KANSAS CITY, Mo. — School is just around the corner, and that means after-school sports will be back in full force.
With these athletes taking time off for the summer, they can be prone to injuries like broken bones or even worse, tearing their ACL, or anterior cruciate ligament.
For 17-year-old Megan Johnson, playing softball and basketball was her life until she tore her ACL.
"It felt like my knee popped out of place," said Johnson.
According to Children's Mercy, teenage girls are six times more likely to tear their ACL than teenage boys.

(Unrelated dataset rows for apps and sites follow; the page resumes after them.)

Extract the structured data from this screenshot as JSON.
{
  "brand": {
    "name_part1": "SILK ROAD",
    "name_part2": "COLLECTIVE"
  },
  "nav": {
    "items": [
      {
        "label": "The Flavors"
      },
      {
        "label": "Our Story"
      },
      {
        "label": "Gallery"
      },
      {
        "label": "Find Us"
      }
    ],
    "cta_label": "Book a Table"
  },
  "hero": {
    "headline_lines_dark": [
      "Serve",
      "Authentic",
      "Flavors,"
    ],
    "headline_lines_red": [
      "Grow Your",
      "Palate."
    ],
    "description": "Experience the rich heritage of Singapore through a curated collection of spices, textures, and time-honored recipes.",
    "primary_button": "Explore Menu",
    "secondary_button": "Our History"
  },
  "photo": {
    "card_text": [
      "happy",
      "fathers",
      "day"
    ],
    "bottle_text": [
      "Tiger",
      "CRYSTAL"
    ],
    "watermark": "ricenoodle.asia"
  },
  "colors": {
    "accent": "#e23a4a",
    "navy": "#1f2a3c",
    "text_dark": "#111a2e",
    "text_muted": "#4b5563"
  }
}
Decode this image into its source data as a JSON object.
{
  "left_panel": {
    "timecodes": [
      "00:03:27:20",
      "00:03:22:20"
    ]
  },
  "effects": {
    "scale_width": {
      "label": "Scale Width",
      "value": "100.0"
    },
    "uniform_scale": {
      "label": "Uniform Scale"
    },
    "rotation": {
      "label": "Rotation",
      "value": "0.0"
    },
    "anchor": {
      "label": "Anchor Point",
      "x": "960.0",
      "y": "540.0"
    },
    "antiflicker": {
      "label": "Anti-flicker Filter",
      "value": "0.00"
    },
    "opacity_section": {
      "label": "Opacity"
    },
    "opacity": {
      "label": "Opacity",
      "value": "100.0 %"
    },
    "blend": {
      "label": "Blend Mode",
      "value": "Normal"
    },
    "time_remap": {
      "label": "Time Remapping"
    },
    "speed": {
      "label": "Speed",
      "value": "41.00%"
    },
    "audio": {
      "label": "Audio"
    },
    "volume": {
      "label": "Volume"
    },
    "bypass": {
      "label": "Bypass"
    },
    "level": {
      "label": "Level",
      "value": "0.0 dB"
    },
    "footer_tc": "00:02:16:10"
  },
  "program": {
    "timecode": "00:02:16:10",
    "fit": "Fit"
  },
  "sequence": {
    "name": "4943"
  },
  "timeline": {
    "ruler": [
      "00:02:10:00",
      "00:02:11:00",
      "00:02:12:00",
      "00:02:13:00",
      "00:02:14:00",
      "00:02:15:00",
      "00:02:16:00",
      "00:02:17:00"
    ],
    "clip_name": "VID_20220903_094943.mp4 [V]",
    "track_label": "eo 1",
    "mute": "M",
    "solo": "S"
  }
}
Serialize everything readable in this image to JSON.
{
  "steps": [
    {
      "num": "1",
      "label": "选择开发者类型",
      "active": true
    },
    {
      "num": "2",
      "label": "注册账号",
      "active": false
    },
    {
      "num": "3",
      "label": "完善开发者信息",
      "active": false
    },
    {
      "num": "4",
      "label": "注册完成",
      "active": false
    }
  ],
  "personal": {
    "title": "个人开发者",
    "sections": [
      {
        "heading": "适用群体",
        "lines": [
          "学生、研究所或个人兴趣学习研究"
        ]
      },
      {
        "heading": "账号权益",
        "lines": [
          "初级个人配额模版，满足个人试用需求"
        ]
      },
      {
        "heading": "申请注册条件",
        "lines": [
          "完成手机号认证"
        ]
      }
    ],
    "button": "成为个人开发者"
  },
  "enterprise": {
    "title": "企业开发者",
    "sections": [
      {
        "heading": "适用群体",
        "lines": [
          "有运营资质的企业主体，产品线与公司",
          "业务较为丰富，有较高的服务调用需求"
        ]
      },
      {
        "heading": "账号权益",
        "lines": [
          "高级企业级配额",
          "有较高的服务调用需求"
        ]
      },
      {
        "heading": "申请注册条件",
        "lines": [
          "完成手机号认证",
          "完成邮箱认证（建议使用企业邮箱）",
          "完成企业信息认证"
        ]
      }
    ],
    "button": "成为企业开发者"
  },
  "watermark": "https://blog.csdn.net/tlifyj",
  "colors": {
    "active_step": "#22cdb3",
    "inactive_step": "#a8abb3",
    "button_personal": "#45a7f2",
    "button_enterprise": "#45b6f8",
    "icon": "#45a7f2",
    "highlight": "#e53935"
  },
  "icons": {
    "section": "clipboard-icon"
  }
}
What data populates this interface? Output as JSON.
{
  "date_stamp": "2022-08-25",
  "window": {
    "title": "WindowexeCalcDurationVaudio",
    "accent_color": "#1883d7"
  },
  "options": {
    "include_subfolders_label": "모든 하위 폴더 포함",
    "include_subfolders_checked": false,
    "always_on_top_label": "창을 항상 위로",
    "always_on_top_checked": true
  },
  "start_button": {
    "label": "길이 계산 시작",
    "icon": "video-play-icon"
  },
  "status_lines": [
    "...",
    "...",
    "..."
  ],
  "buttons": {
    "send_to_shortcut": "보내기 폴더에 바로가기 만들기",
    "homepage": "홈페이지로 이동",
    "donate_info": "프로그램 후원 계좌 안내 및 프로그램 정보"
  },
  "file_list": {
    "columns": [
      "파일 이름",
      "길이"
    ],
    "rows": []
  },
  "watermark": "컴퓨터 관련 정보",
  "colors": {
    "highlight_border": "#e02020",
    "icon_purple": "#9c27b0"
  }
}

"There is a handful of risk factors that females have, but I think the biggest one is their body makeup. We know females fire their thigh muscles or quads before their hamstrings, which really puts them at a decreased advantage," said Dr. Brian Harvey, Primary Care Sports Medicine at Children's Mercy Hospital.
Doctors are calling it an epidemic.
"That allows their knee to really dive in and especially when we are planting, cutting, jumping," said Harvey.
The hospital started the ACL Injury Prevention Program in January 2017. They hope they can bring athletes back to the field in no time.
"I hope to get back soon, early. Not the whole 9-12 months. I want to be back at 6-7," said Johnson.
Doctors say prevention is key.
"Work on the way that they jump and land. Controlling their balance, controlling their core. Getting into an ACL prevention program and really work on those strength of those muscles to control those knees when they are active," said Harvey.
For a list of how you can prevent an ACL injury, click here .